PINEDALE – It’s not often you find a person willing to walk away from a full professor position within a major university’s system to take a job in a small town, but that is exactly what John Anderson, the director at Sublette County BOCES, did a year and a half ago.
Anderson was teaching in the University of Nebraska system when the lure of Wyoming, and his wife, caused him to leave his position, a position that takes a lot of years and work to achieve, and he moved to Pinedale where she was already the pastor.
Anderson said he and his wife grew up in Wyoming and the wild places drew them home.
“I was born and raised in Thermopolis and received my PhD in political science from Washington State University,” said Anderson.” “Then I taught in the Nebraska State University system. We wanted to come home, though. My wife took a position as an Episcopal priest in Pinedale, so I left a full professor’s job and followed her here. That will tell you how much we love Wyoming.”
The move has not been disappointing, according to Anderson. He took the position as director at Sublette County BOCES and is very happy with his decision.
“The job is wonderful,” he said. “The previous director put a lot of good things in place and so we just are keeping the good things going and making improvements when needed. First, and foremost, we are educators. I think our motto should be BOCES — we educate.”
While the job at BOCES is to educate, they also work to help others improve education.

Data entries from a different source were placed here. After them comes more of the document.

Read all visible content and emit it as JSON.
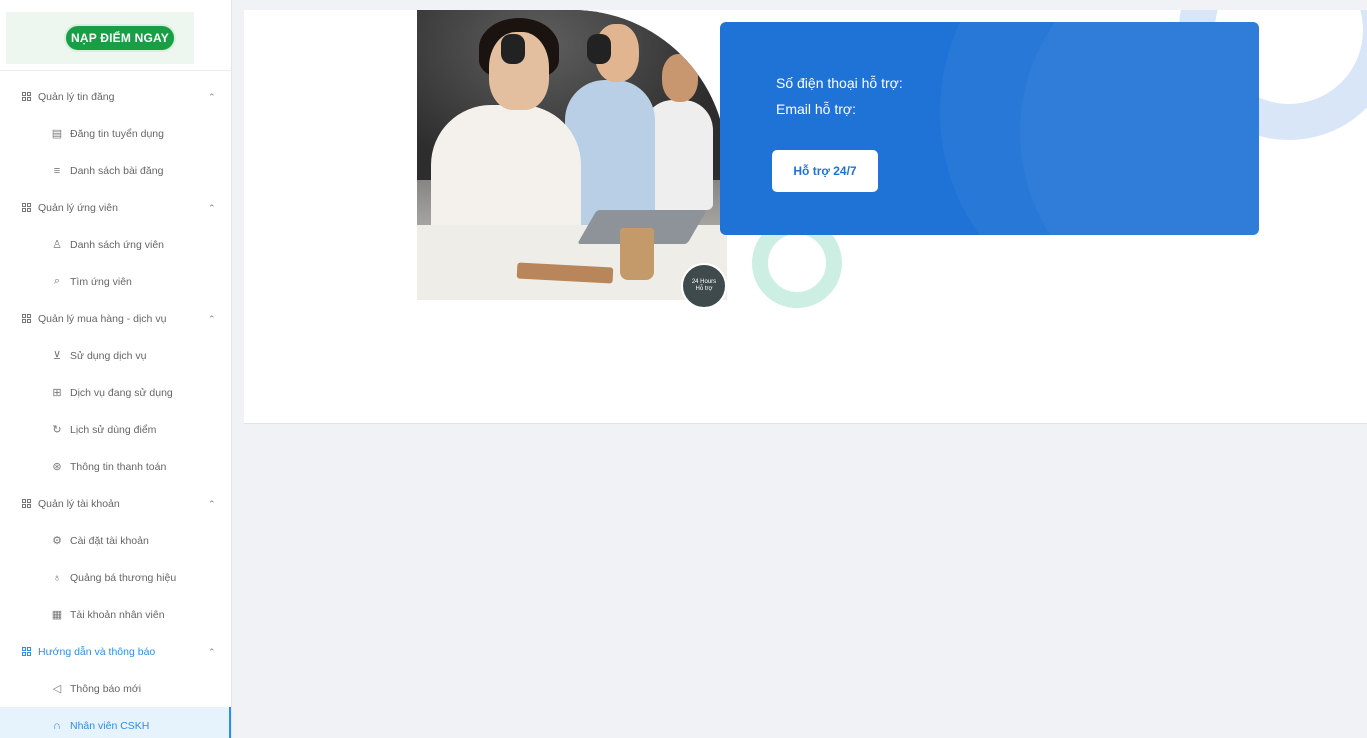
{
  "sidebar": {
    "topup_button": "NẠP ĐIỂM NGAY",
    "groups": [
      {
        "label": "Quản lý tin đăng",
        "items": [
          {
            "label": "Đăng tin tuyển dụng",
            "icon": "document-icon"
          },
          {
            "label": "Danh sách bài đăng",
            "icon": "list-icon"
          }
        ]
      },
      {
        "label": "Quản lý ứng viên",
        "items": [
          {
            "label": "Danh sách ứng viên",
            "icon": "user-icon"
          },
          {
            "label": "Tìm ứng viên",
            "icon": "search-icon"
          }
        ]
      },
      {
        "label": "Quản lý mua hàng - dịch vụ",
        "items": [
          {
            "label": "Sử dụng dịch vụ",
            "icon": "cart-icon"
          },
          {
            "label": "Dịch vụ đang sử dụng",
            "icon": "service-icon"
          },
          {
            "label": "Lịch sử dùng điểm",
            "icon": "history-icon"
          },
          {
            "label": "Thông tin thanh toán",
            "icon": "payment-icon"
          }
        ]
      },
      {
        "label": "Quản lý tài khoản",
        "items": [
          {
            "label": "Cài đặt tài khoản",
            "icon": "user-settings-icon"
          },
          {
            "label": "Quảng bá thương hiệu",
            "icon": "brand-icon"
          },
          {
            "label": "Tài khoản nhân viên",
            "icon": "staff-icon"
          }
        ]
      },
      {
        "label": "Hướng dẫn và thông báo",
        "items": [
          {
            "label": "Thông báo mới",
            "icon": "megaphone-icon"
          },
          {
            "label": "Nhân viên CSKH",
            "icon": "headset-icon"
          }
        ]
      }
    ]
  },
  "support": {
    "phone_label": "Số điện thoại hỗ trợ:",
    "email_label": "Email hỗ trợ:",
    "button": "Hỗ trợ 24/7",
    "badge_line1": "24 Hours",
    "badge_line2": "Hỗ trợ"
  },
  "colors": {
    "accent": "#2a8ff0",
    "brand_green": "#1a9e45",
    "support_blue": "#1f73d6"
  }
}
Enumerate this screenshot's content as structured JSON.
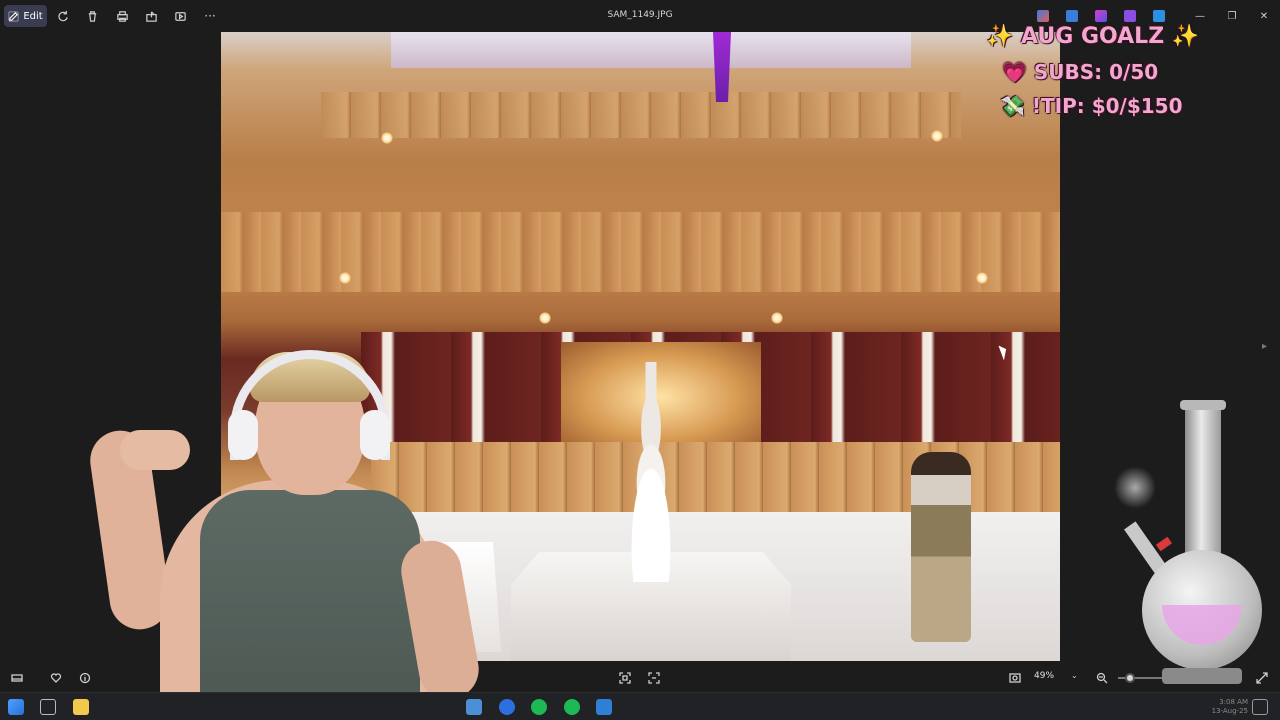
{
  "toolbar": {
    "edit_label": "Edit",
    "icons": [
      "rotate-icon",
      "delete-icon",
      "print-icon",
      "share-icon",
      "slideshow-icon",
      "more-icon"
    ],
    "more_label": "···"
  },
  "window": {
    "title": "SAM_1149.JPG",
    "minimize_glyph": "—",
    "maximize_glyph": "❐",
    "close_glyph": "✕"
  },
  "overlay": {
    "title": "✨ AUG GOALZ ✨",
    "subs": "💗 SUBS: 0/50",
    "tip": "💸 !TIP: $0/$150"
  },
  "viewer": {
    "zoom_value": "49%",
    "zoom_caret": "⌄",
    "next_arrow": "▸"
  },
  "taskbar": {
    "clock_time": "3:08 AM",
    "clock_date": "13-Aug-25"
  },
  "colors": {
    "accent": "#3a3d52",
    "goal_text": "#f4a6cf"
  }
}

BOCES provides about 10 grants each year to programs such as the museum and preschools, and they help to provide backpacks for children.
Anderson gives a lot of credit to the BOCES board of directors, saying, “They don’t make decision that hurt people.”
“We have a well-educated community,” said Anderson, “and the board works hard to ensure we continue to improve education in the county. They have been great to work with and deserve so much credit.”
He also credits his staff for their continued hard work and openness to new ideas, contributing concepts and working to make certain the right programs are implemented.
“The BOCES concept was started back East,” said Anderson. “Wyoming is very different from the ones in the East, which is probably due to the distances between communities. We help our schools do more. We provide online classes and help fund distance learning. We help buy books, pay tuition and fees, and sometimes we pay for tests. We are truly a community BOCES.”
None of these program could be successful without our teachers, said Anderson.
“I’m behind the scenes,” he said. “The teachers are the ones who make it all happen. They are the stars. We just try to provide them the tools to do their jobs well. I want the community to know that we are here to benefit education.”
Their preschool program, known as BOCES Early Education Program (BEEP), is a licensed childcare center that works to support a child’s growth and development. Children have an opportunity to learn through play and enjoy a creative curriculum that prepares the child to enter school.
“We keep it fun but help children prepare for school by assisting them in the development their social skills,” said Anderson.
BOCES is supported by a half-mill property tax that comes from the gas fields. While they are strictly audited, they do not have the same regulations as public schools. They are able to have money in reserve and currently have about $6 million saved up.
“We are always looking for ways to save money,” said Anderson. “Money we save today is money we can use later for needed programs for children and adults. We are careful to spend our money wisely. The board does a great job of working to spend money where it best serves the community. We are considering adding more vocational training, such as welding classes. If we move forward with such a program we have the money to equip the classes with the necessary tools.”
So what causes a person to walk away from a full professorship in the system of a major university?
The chance to help others, implement programs that educate and prepare children for their academic careers, to work with a committed staff and board — all are good reasons. But, it goes deeper than that for John Anderson.
“We love the mountains,” Anderson said. “We like the diversity of Wyoming people. We believe Pinedale is a special place. We enjoy cross-country skiing and where else can you find ranchers cross-country skiing in a pair of jeans. And we love that so much of this great state is still wild. Wyoming is our home.”